What do we have here? Is that glass half-full or half-empty?
A glass half-full.
If you’re the Centers of Medicare and Medicaid Services (CMS), perhaps you view the glass as half-full.
Because on November 20, a federal court in Florida denied the State of Florida’s attempt to enjoin the interim final CMS rule mandating COVID-19 vaccinations for all covered healthcare staff. You can view a copy of the court’s opinion here. And, in case you need to refresh your recollection about the CMS mandate, you can do that here and here.
What was the key to victory? Well, the State of Florida was unable to show that the CMS mandate would create irreparable harm (as opposed to mere monetary damages, which does not satisfy the need for an injunction). Here’s why:
The affidavits in support of the motion include assertions of how the various agencies and institutions anticipate they may be adversely impacted by the mandate. In particular, the affidavits express opinions of agency heads who “estimate” that they “may” lose a certain percentage or a number of employees, or speculate as to the consequences they will suffer “ if widespread resignations were to occur.” However, such opinions, absent supporting factual evidence, remain speculative and may be disregarded as conclusory.
Plus, the State of Florida asserted claims under the federal Administrative Procedure Act and such violations, if found, can be remedied and restored with money.
A glass half-empty.
After yesterday, however, CMS may view that same water glass as half-empty. That’s because a Missouri federal court granted an injunction.
Why the different result?
First, on the issue of irreparable harm, the court concluded that the CMS vaccine mandate would deprive the plaintiffs (ten states) of the ability to enforce their duly enacted laws surrounding vaccination mandates and providing proof of vaccination. The injury that results when a state cannot enforce its own laws is irreparable.

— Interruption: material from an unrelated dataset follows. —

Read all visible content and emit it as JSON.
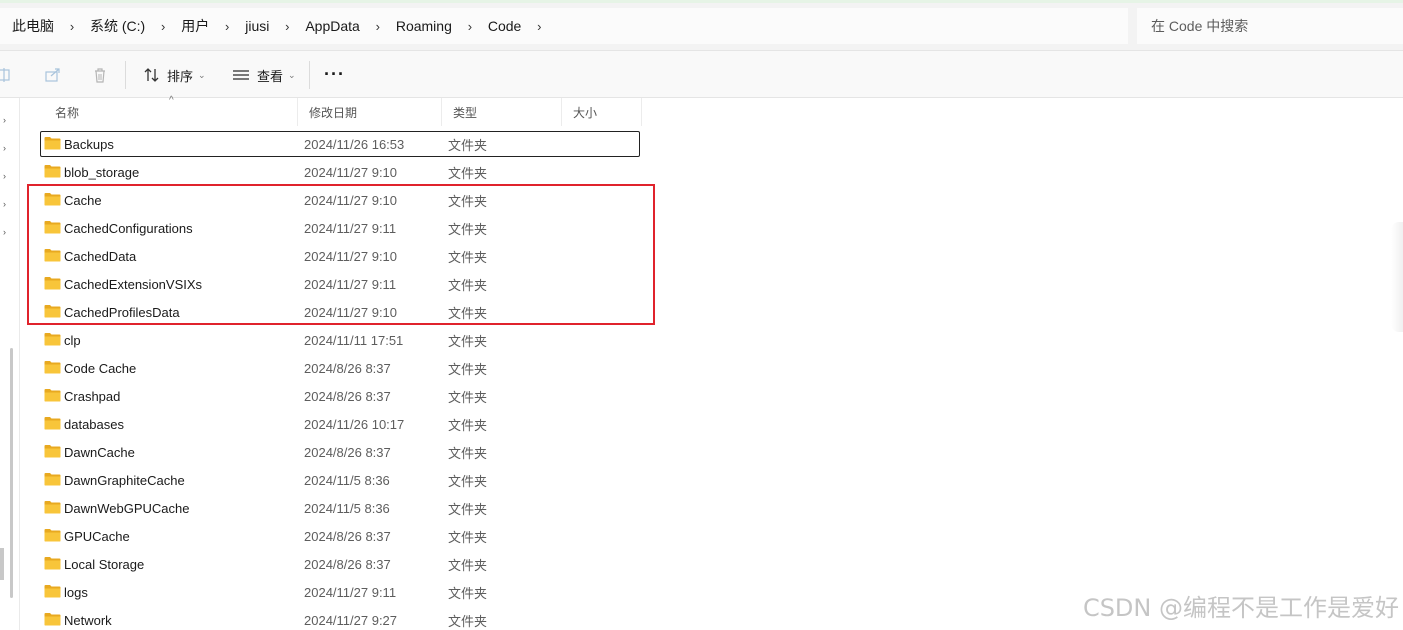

Plus, unlike in the Florida case, the plaintiff could show that the mandate would cause significant unemployment at healthcare facilities, which in turn would compromise patient safety and place more stress on remaining staff. Indeed, some facilities may have to shut down altogether.
The ten states also convinced the court that they would likely succeed on the merits of their lawsuit for a few reasons:
- Congress did not grant CMS authority to mandate the vaccine
- CMS improperly bypassed notice and comment requirements
- The mandate is arbitrary and capricious. (That’s legal speak for WTH were you thinking?)
The net result is that the vaccine mandate no longer exists (for now) in ten states: Alaska, Arkansas, Iowa, Kansas, Missouri, Nebraska, New Hampshire, North Dakota, South Dakota, and Wyoming.
The next step here is for the defendants to appeal to the Eighth Circuit Court of Appeals. Meanwhile, the State of Florida has already appealed to the Eleventh Circuit.